Condition—Of chancel, good; of nave, with its roof, and of aisles, poor; some bad cracks beginning in walls.
These buildings are nearly all of two storeys, and of the 17th century, but many of them have been altered. The walls generally are timber-framed with brick filling, partly re-faced or restored with modern brick; several buildings have some wattle and daub or mud filling. Most of the roofs are tiled or thatched. In many of the rooms there are chamfered ceiling-beams and wide fireplaces, in most cases partly blocked.
Church Street, S. side:—
(2). House, 100 yards S.W. of the church, is of three storeys. The walls are of thin bricks, partly covered with plaster. The two chimney stacks are of the 17th century.
(3). Cottage, two tenements, E. of (2), was built probably in the 16th century. The wall at each end is partly of stone, and at the back the building is of one storey, and entirely of stone. Interior:— In one tenement there is an open timber ceiling.
Main street, N. side
(4). Cottage, 100 yards W. of the church, is of one storey and an attic.
(5). House, 150 yards W. of the church, is of central chimney type. The front has been entirely re-faced with modern brick; the back is of stone. Interior:—On the ground floor is an open timber ceiling.
(6). Cottage, two tenements, about 300 yards N.W. of the church. The plan is roughly L-shaped, with the wings projecting towards the N. and W., and with a second small projection on the N. side of the W. wing. The S. front has been partly re-faced with 18th-century red and blue bricks. The N. wing is partly weather-boarded; in the E. wall are two original windows containing old leaded glass. Interior:—The staircase has a few 17th-century balusters and two newel posts with carved heads.
(7). House, about 300 yards W. of the church, is of one storey and an attic. The N. and S. walls have been entirely re-faced with modern brick, covered with rough-cast. There are two dormer windows in front.
Condition—Much altered and restored.
(8). Cottage, W. of (7). The walls are whitewashed. The plan is of central chimney type, and the chimney is original.
(9). Cottage, W. of (8). The filling in the walls is entirely of modern brick.

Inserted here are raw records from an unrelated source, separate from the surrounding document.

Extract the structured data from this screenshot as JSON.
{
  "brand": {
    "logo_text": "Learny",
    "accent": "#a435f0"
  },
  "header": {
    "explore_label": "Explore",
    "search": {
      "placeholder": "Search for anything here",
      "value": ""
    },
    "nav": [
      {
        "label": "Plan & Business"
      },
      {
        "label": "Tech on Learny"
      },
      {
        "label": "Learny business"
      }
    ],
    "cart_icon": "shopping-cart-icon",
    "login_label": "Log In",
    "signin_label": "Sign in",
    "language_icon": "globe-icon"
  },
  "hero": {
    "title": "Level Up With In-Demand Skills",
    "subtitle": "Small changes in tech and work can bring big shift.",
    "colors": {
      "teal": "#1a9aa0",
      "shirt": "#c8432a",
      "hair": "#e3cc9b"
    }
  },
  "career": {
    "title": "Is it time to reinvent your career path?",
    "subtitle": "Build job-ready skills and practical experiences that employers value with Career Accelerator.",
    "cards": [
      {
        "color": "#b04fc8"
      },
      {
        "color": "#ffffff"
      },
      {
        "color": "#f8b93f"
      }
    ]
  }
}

(10). The Wheatsheaf Inn, W. of (9). A low modern addition has been built at the back.
(11). House, now four tenements, W. of (10), was built late in the 16th or early in the 17th century. The plan was originally of the central chimney type; late in the 17th century a N.W. wing was built, making the plan L-shaped, and about the same time a small lean-to addition was made at the E. end. On the N. front, the walls have been whitewashed, and towards the W. end of the original block the upper storey projects. The W. end is weather-boarded. At the back the wall is partly of original brick on stone foundations, and partly modern. The central chimney stack is original.

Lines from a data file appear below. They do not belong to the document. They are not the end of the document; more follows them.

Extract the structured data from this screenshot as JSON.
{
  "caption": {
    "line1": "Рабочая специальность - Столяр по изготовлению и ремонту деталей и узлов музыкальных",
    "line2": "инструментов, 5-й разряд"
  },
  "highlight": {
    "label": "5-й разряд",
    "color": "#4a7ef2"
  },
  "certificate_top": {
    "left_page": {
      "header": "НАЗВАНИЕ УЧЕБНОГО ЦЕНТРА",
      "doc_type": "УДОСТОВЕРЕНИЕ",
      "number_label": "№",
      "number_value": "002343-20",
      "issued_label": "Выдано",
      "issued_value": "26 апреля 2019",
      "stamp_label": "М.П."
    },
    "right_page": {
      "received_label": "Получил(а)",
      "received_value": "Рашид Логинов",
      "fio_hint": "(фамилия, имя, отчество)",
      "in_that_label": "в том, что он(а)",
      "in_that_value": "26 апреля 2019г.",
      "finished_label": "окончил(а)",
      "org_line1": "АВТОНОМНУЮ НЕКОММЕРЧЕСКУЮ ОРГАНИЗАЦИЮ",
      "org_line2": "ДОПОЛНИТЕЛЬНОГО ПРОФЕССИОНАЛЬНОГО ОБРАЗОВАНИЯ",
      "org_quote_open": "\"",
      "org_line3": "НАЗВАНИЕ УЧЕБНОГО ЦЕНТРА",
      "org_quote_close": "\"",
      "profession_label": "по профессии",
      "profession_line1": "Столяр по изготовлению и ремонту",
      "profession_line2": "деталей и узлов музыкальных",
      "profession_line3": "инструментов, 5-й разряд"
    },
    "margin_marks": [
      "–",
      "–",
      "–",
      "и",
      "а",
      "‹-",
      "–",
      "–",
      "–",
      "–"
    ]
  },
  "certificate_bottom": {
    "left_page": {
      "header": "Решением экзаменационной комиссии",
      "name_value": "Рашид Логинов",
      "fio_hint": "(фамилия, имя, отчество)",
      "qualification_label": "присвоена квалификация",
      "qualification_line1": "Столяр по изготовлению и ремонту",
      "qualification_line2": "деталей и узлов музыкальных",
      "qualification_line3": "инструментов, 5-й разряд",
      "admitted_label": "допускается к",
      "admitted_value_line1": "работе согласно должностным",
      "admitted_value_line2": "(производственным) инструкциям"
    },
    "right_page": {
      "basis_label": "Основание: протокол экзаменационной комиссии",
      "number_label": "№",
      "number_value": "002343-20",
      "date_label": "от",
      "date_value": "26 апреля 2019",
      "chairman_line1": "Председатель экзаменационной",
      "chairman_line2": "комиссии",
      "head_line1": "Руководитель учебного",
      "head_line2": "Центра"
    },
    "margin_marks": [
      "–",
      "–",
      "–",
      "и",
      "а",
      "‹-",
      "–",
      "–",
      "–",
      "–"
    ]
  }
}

(12–14). Cottages, three, W. of (11).
(15). Cottage, about 270 yards W. of (10).
(16). Cottage, about 70 yards W. of (15). The roof is covered with corrugated iron.

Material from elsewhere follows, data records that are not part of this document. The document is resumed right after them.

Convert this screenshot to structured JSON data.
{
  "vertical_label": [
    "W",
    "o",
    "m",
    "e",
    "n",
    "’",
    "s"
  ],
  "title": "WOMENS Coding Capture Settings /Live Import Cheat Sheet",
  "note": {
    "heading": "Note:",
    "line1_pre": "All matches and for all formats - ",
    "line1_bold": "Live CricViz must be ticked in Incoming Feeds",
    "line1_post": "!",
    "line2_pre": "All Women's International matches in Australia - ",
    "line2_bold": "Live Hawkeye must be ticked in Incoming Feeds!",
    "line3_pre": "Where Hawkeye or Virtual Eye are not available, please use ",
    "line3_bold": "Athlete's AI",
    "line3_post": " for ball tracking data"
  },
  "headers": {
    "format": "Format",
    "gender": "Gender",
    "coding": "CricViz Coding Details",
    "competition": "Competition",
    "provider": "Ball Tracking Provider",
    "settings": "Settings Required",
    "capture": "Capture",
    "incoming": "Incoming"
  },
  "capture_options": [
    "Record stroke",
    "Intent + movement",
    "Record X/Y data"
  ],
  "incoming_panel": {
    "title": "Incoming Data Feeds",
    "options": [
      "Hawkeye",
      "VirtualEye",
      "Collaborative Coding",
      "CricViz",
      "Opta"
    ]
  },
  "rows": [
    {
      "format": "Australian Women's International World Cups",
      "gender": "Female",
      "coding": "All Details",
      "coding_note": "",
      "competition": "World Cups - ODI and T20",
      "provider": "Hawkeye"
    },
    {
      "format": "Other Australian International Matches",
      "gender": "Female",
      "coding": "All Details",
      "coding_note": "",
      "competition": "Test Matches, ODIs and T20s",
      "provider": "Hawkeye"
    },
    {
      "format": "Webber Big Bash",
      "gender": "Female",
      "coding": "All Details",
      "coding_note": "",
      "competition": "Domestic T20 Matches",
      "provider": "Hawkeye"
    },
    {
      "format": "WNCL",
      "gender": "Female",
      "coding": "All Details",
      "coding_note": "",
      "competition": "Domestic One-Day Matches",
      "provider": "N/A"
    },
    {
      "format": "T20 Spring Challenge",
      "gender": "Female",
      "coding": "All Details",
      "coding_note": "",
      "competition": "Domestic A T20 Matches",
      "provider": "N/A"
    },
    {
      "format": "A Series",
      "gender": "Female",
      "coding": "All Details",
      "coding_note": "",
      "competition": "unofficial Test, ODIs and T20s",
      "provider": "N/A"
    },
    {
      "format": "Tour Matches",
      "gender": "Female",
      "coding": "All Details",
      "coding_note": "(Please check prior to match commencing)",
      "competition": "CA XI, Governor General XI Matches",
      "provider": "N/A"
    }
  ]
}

(17). Cottage, S.W. of (16).
(18). Cottage, about 120 yards S.W. of (17). The roof is covered with slate.
Road leading to Manor Farm, W. side
(19). Cottage, 1,000 yards W. of the church.
(20). Cottage, S. of (19). The roof is covered with corrugated iron.
(21). Manor Farm, 1,200 yards S.W. of the church. The house is of two storeys with cellars and an attic, built in the 16th century and originally of central chimney type, facing N.W.; in the 17th century a wing was added at the back, making the plan T-shaped, and in the 18th century an addition was made in the S.E. angle between the wing and the main block. The 16th century upper storey has closely set timber-framing with filling of thin bricks, and is covered with rough-cast; it originally projected, but has been under-built with modern brick. In front there is a gable in the middle, and at the back the 17th-century wing is also gabled. The central chimney stack in the main block is original and has four grouped shafts; the 17th-century wing has a contemporary stack.
Interior:—Some old doors, of oak, remain and there are two 16th-century moulded brackets supporting cross-beams. The cellars are under the main block, and are of stone.
(22–23). Cottages, two adjoining, on the E. side of the Grandborough road, 500 yards N.W. of the church.